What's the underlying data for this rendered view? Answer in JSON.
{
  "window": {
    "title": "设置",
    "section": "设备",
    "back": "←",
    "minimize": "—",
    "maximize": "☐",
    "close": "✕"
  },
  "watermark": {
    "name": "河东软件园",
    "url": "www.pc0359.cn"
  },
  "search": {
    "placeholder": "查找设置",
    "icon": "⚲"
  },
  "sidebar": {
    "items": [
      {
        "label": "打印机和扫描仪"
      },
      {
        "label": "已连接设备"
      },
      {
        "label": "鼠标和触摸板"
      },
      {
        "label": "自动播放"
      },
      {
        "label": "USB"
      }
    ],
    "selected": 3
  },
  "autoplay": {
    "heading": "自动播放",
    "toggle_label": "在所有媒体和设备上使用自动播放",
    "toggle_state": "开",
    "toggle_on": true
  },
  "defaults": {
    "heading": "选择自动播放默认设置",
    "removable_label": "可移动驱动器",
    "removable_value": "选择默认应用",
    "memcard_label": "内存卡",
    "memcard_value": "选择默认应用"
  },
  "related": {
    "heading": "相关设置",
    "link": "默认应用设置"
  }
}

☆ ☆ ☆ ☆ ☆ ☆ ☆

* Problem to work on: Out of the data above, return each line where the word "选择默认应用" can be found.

* Solution to the problem:
    "removable_value": "选择默认应用",
    "memcard_value": "选择默认应用"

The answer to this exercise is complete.